Delroy Beckford, GUEST COLUMNIST
Queen Ifrica's 'unfortunate' statement at the recent Grand Gala defending heterosexuality and nuclear family has been interpreted by others as an attack on homosexuality. And, maybe so it was. Whether the statement veered from the script and, therefore, calls for condemnation is not the issue if that can be done in an acceptable way. But then who decides this question?
The moral majority is not the one to decide this question, or if it is, it is on the defensive if it sees any celebration of its lifestyle as something not to say publicly, being forced to take into account evolutionary notions of human rights.
Nothing is wrong with the concept of human rights being subject to change. Inclusiveness, and diminution of intolerance and tyranny are the usual welcome results, at any rate for those who felt victimised under the previous regime.
We may question, however, whether the evolutionary concept of human rights has now moved to 'see no evil, hear no evil, speak no evil' with regard to groups we regard as the Other.
If this is so or not, negative reactions to the statement prompt an enquiry of when does criticism become hate speech or when does defence of one's lifestyle become hate speech? This is a thin line to draw.
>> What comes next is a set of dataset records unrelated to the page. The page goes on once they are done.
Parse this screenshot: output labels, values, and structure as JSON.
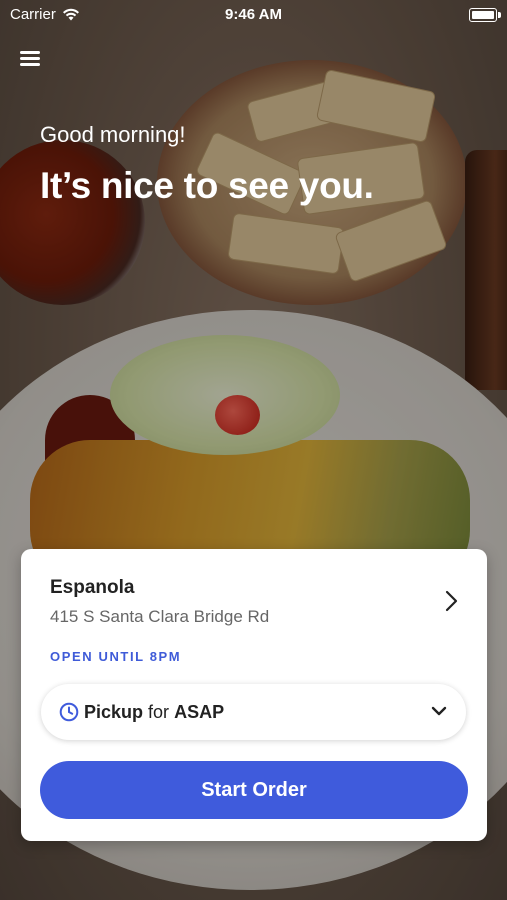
{
  "status_bar": {
    "carrier": "Carrier",
    "time": "9:46 AM"
  },
  "header": {
    "greeting": "Good morning!",
    "headline": "It’s nice to see you."
  },
  "location": {
    "name": "Espanola",
    "address": "415 S Santa Clara Bridge Rd",
    "hours": "OPEN UNTIL 8PM"
  },
  "order_type": {
    "mode": "Pickup",
    "connector": "for",
    "time": "ASAP"
  },
  "actions": {
    "start_order": "Start Order"
  },
  "colors": {
    "accent": "#3f5bdc",
    "hours_text": "#3f5bd8"
  }
}
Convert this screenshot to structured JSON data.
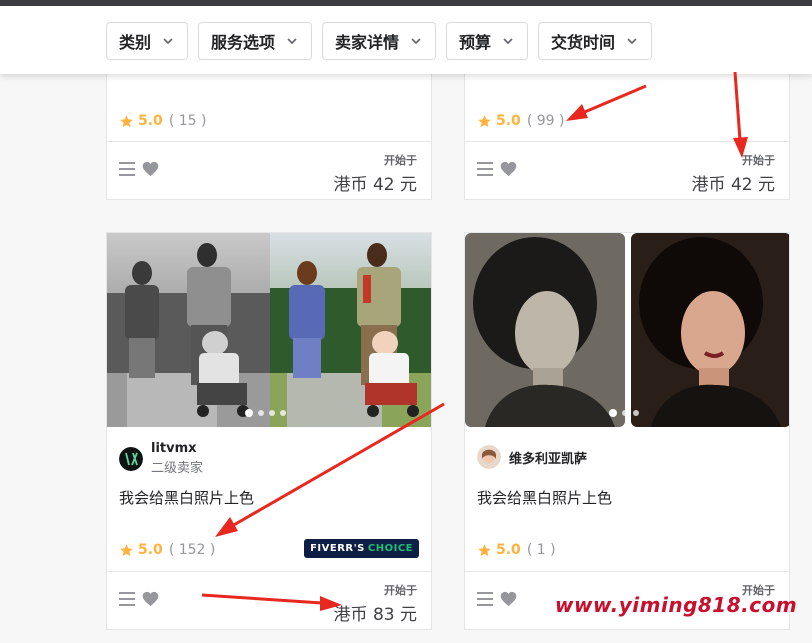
{
  "filters": [
    {
      "label": "类别"
    },
    {
      "label": "服务选项"
    },
    {
      "label": "卖家详情"
    },
    {
      "label": "预算"
    },
    {
      "label": "交货时间"
    }
  ],
  "top_cards": [
    {
      "rating": "5.0",
      "reviews": "( 15 )",
      "start_label": "开始于",
      "price": "港币 42 元"
    },
    {
      "rating": "5.0",
      "reviews": "( 99 )",
      "start_label": "开始于",
      "price": "港币 42 元"
    }
  ],
  "cards": [
    {
      "seller_name": "litvmx",
      "seller_level": "二级卖家",
      "title": "我会给黑白照片上色",
      "rating": "5.0",
      "reviews": "( 152 )",
      "badge_brand": "FIVERR'S",
      "badge_choice": "CHOICE",
      "start_label": "开始于",
      "price": "港币 83 元"
    },
    {
      "seller_name": "维多利亚凯萨",
      "seller_level": "",
      "title": "我会给黑白照片上色",
      "rating": "5.0",
      "reviews": "( 1 )",
      "start_label": "开始于",
      "price": ""
    }
  ],
  "watermark": "www.yiming818.com",
  "colors": {
    "star": "#ffb33e",
    "arrow": "#e8271e",
    "badge_bg": "#0e1e44",
    "badge_choice": "#1dbf73",
    "watermark": "#c8102e"
  },
  "icons": [
    "chevron-down-icon",
    "star-icon",
    "menu-icon",
    "heart-icon"
  ]
}
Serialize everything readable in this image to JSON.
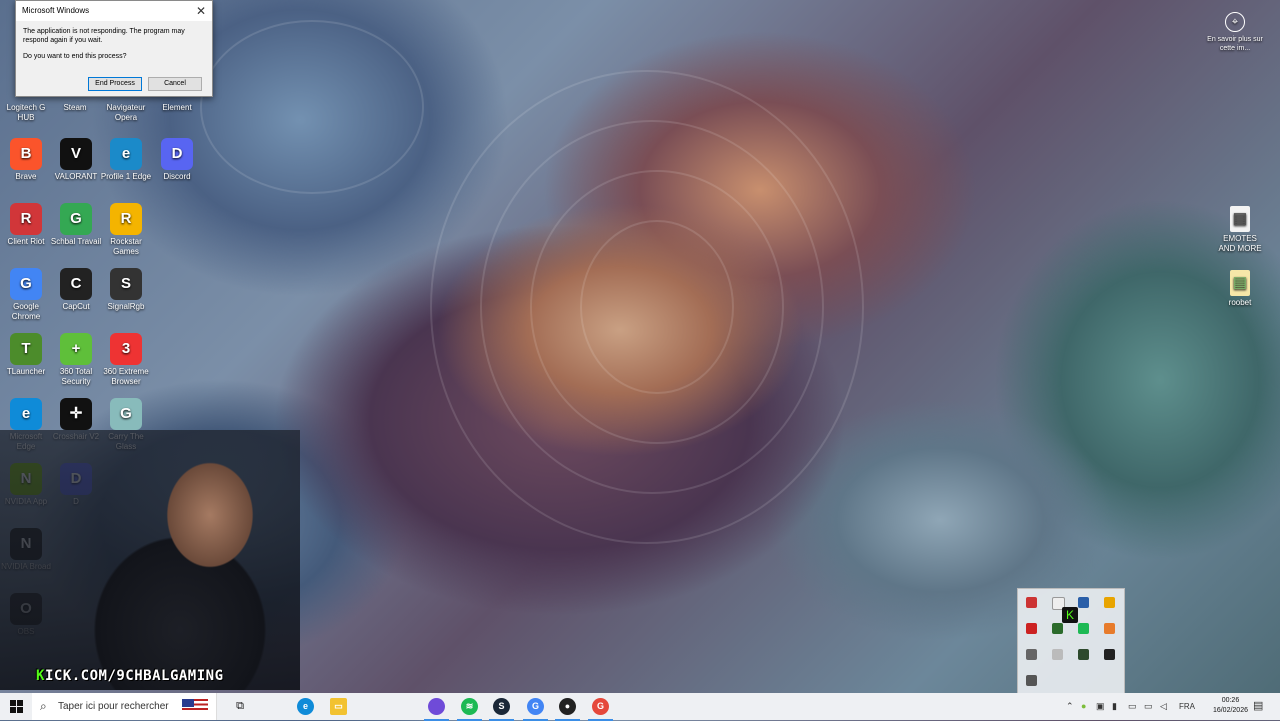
{
  "dialog": {
    "title": "Microsoft Windows",
    "message": "The application is not responding. The program may respond again if you wait.",
    "question": "Do you want to end this process?",
    "end_label": "End Process",
    "cancel_label": "Cancel"
  },
  "desktop": {
    "row0": [
      "Logitech G HUB",
      "Steam",
      "Navigateur Opera",
      "Element"
    ],
    "icons": [
      {
        "label": "Brave",
        "color": "#fb542b",
        "glyph": "B"
      },
      {
        "label": "VALORANT",
        "color": "#111",
        "glyph": "V"
      },
      {
        "label": "Profile 1 Edge",
        "color": "#1b8ac9",
        "glyph": "e"
      },
      {
        "label": "Discord",
        "color": "#5865f2",
        "glyph": "D"
      },
      {
        "label": "Client Riot",
        "color": "#d13639",
        "glyph": "R"
      },
      {
        "label": "Schbal Travail",
        "color": "#34a853",
        "glyph": "G"
      },
      {
        "label": "Rockstar Games",
        "color": "#f4b400",
        "glyph": "R"
      },
      {
        "label": "Google Chrome",
        "color": "#4285f4",
        "glyph": "G"
      },
      {
        "label": "CapCut",
        "color": "#222",
        "glyph": "C"
      },
      {
        "label": "SignalRgb",
        "color": "#333",
        "glyph": "S"
      },
      {
        "label": "TLauncher",
        "color": "#4c8c2b",
        "glyph": "T"
      },
      {
        "label": "360 Total Security",
        "color": "#5fbf3a",
        "glyph": "+"
      },
      {
        "label": "360 Extreme Browser",
        "color": "#e33",
        "glyph": "3"
      },
      {
        "label": "Microsoft Edge",
        "color": "#0f8bd8",
        "glyph": "e"
      },
      {
        "label": "Crosshair V2",
        "color": "#111",
        "glyph": "✛"
      },
      {
        "label": "Carry The Glass",
        "color": "#8bb",
        "glyph": "G"
      },
      {
        "label": "NVIDIA App",
        "color": "#76b900",
        "glyph": "N"
      },
      {
        "label": "D",
        "color": "#5865f2",
        "glyph": "D"
      },
      {
        "label": "NVIDIA Broad",
        "color": "#1a1a1a",
        "glyph": "N"
      },
      {
        "label": "OBS",
        "color": "#302e31",
        "glyph": "O"
      }
    ],
    "right_icons": [
      {
        "label": "EMOTES AND MORE",
        "glyph": "▤"
      },
      {
        "label": "roobet",
        "glyph": "▤"
      }
    ]
  },
  "learn_more": "En savoir plus sur cette im...",
  "watermark": {
    "k": "K",
    "rest": "ICK.COM/9CHBALGAMING"
  },
  "taskbar": {
    "search_placeholder": "Taper ici pour rechercher",
    "language": "FRA",
    "time": "00:26",
    "date": "16/02/2026"
  }
}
A parallel may be drawn with slavery with the usual caveat about analogies.
If the moral majority in the South defends slavery and the slave trade as natural and moral institutions, are they (or are they not) saying that freedom for a class of subjugated people is wrong by extension?
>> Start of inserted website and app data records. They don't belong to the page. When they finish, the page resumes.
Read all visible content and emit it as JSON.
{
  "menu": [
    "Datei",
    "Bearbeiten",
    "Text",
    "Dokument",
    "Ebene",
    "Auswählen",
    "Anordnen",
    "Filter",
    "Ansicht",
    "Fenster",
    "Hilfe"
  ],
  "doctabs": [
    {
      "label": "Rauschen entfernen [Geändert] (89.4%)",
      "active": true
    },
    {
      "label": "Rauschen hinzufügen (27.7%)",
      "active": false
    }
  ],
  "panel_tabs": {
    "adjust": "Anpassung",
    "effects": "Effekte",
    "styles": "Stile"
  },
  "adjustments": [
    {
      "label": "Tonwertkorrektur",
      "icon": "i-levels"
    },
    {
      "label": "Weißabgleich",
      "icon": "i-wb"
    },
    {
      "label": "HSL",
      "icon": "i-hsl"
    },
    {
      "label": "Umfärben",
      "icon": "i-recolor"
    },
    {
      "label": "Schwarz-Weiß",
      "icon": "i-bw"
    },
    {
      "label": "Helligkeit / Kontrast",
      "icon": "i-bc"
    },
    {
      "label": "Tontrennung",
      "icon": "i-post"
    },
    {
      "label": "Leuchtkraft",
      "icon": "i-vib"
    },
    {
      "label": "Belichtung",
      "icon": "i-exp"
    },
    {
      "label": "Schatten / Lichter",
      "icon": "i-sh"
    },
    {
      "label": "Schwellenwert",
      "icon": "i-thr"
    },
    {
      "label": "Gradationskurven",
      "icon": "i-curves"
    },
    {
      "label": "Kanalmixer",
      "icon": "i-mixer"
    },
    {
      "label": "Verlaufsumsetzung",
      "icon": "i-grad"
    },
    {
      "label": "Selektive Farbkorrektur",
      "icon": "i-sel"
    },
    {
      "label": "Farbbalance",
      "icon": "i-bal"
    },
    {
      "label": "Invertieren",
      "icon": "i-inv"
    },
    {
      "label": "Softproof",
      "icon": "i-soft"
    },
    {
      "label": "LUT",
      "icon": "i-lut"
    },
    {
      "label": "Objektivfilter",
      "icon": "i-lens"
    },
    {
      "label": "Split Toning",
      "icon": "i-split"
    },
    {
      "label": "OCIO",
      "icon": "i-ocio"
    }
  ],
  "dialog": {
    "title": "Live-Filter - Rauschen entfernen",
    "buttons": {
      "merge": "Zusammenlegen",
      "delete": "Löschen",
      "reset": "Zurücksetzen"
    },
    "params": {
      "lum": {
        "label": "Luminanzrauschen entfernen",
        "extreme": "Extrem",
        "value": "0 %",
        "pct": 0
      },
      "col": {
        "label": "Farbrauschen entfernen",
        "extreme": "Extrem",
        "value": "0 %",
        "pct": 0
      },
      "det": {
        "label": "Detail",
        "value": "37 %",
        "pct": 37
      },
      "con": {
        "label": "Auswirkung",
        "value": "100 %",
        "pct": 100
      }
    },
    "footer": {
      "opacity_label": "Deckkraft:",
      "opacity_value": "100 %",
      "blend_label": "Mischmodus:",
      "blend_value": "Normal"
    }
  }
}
But would that be hate speech against the class of subjugated people? If one says, on the other hand, that slaves must be killed, harmed or subject to inhumane treatment, this would definitely be a candidate for hate speech or incitement to violence against this group.
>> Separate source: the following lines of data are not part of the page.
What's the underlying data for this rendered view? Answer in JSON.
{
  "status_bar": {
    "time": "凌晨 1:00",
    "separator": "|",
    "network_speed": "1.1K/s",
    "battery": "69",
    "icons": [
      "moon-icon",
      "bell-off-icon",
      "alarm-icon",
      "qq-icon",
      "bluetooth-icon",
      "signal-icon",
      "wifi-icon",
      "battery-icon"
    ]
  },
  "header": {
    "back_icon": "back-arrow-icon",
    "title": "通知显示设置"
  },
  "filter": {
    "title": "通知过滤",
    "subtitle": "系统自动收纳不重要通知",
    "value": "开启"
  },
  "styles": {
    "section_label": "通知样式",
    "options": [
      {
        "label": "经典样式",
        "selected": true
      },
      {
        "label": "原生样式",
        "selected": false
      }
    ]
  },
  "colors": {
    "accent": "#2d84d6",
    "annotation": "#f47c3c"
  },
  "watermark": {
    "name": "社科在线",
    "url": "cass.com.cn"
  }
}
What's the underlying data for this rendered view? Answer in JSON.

Of course, Queen Ifrica's statement does not fall in the latter category and could perhaps be treated as an acceptable means of freedom of expression.
To be sure, defence of one's lifestyle implies a rejection of an alternative. Support for democracy eschews authoritarianism in much the same way as defence of freedom rejects slavery. But then, the evolution of societies has always been about the acceptance and rejection of modes of living with often violent contestation about these ideas until a predominant view prevails or there is a predominant view for pluralism.
It is perhaps too early to remark on the likelihood of the Other mode of lifestyle taking precedence to that of the moral majority, but given hard-held beliefs on either side, whether by virtue of contemporary notions of human rights or time-honoured beliefs about God-ordained naturalness, it would seem that the offing portends a state of pluralism.
A state of pluralism in this event would neither amount to an onslaught on the one, nor tyranny of the same, since contemporary notions of democracy have included the Other as a legitimate voice, except that voice is no more able to silence others in much the same as it is not expected to be silenced.
Dr Delroy S. Beckford is an attorney-at-law. Email feedback to firstname.lastname@example.org and email@example.com.